The application of seabuckthorn extract is associated with a decrease in Let-7b levels, leading to an increase of dermal density (via collagen 3 and 5), according to Chavan. BASF researchers reportedly found a 26% improvement in skin density, 18% improvement in skin firmness and four-degree improvement in chin angle following the application of the extract.
Kimchi for a Balanced Skin Microbiome
Tia Alkazaz of Active Micro Technologies noted that skin disorders could potentially be avoided by maintaining the homeostasis of the microbiome. Elements such as histone deacetylases (HDAC) are a marker of microflora balance; HDAC3, in particular, is critical for healthy skin because it modulates the epigenome and nearby gene expression.
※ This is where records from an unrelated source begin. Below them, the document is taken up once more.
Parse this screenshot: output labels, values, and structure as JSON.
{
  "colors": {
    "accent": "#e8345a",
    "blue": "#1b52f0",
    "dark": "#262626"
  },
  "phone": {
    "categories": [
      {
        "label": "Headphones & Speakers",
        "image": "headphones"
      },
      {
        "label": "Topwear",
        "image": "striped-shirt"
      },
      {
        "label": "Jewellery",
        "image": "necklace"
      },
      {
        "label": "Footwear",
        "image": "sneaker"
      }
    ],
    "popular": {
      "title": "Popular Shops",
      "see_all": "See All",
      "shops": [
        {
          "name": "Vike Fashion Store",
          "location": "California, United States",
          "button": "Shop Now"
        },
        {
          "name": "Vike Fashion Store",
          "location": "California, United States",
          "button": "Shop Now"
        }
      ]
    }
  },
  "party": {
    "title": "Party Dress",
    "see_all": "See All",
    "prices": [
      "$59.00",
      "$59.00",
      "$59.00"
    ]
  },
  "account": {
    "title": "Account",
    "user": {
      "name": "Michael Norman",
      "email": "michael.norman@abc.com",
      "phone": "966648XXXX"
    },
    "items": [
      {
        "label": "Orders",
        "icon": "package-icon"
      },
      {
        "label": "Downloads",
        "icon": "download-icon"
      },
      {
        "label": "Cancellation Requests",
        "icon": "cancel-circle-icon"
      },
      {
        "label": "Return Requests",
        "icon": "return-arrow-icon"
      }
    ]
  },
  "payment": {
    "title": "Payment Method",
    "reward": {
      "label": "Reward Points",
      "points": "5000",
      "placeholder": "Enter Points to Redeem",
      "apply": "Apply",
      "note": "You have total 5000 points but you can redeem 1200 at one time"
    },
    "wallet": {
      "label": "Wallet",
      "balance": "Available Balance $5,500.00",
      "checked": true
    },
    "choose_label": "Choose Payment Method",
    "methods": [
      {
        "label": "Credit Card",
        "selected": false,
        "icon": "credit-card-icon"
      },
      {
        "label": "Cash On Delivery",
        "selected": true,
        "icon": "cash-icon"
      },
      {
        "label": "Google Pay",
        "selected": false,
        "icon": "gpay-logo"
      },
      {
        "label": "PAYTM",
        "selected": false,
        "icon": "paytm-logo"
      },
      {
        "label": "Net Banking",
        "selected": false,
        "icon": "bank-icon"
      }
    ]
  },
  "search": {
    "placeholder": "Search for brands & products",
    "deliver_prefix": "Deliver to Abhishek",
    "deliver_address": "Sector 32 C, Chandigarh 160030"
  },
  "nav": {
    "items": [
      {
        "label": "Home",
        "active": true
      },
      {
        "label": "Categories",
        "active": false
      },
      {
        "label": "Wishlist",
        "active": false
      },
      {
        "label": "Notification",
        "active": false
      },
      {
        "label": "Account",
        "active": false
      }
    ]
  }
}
A reduction in HDAC can render commensal bacteria less effective, thereby compromising the immune system and, ultimately skin health, Alkazaz explained. One solution is the use of antimicrobial peptides derived from the fermentation of lactic acid bacteria, which can promote antimicrobial protection by preventing unwanted growth while exhibiting milder activity on the skin.
A recent study by Active Micro Technologies found that 4% of an antimicrobial peptide applied to nasal folds increased the beneficial bacteria on the participants’ skin area while also decreasing the presence of Gram-positive Propionibacterium sp.
Active Micro Technologies has commercialized the peptide as Leucidal Liquid, which is based on an antimicrobial peptide derived from Leuconostoc kimchi lactic acid bacteria, which is well-known for its role in producing kimchi fermented cabbage.
Sweet Corn Anti-aging and Moisturization
Finally, Martin Kurylowicz of Mirexus noted that phytoglycogen extracted from plants can be isolated in its natural state from non-GMO sweet corn using a patented green process that results in a uniform product with no glycogen debris. The phytoglycogen has a silky, velvety finish on the skin and offers anti-aging and moisturizing properties, according to Kurylowicz, and works synergistically with hyaluronic acid.
The ingredient acts an energy boost to cells and reportedly increases cellular growth rate, hyaluronic acid production (by 83%) and collagen production (by 60%) in human skin fibroblast cells. Mirexus has commercialized the ingredient as PhytoSpherix.
In a comparison study against a placebo, a formulation containing 0.3% phytoglycogen improved global hyperpigmentation by 85%, skin clarity by 40% and evenness of skin tone by 56%, as well as a 75% reduction in wrinkle area and 20% reduction in wrinkle depth.
The natural nano material is water-soluble and reportedly easy to formulate with. The ingredient is typically used at low levels as over-concentration can actually reduce effectiveness.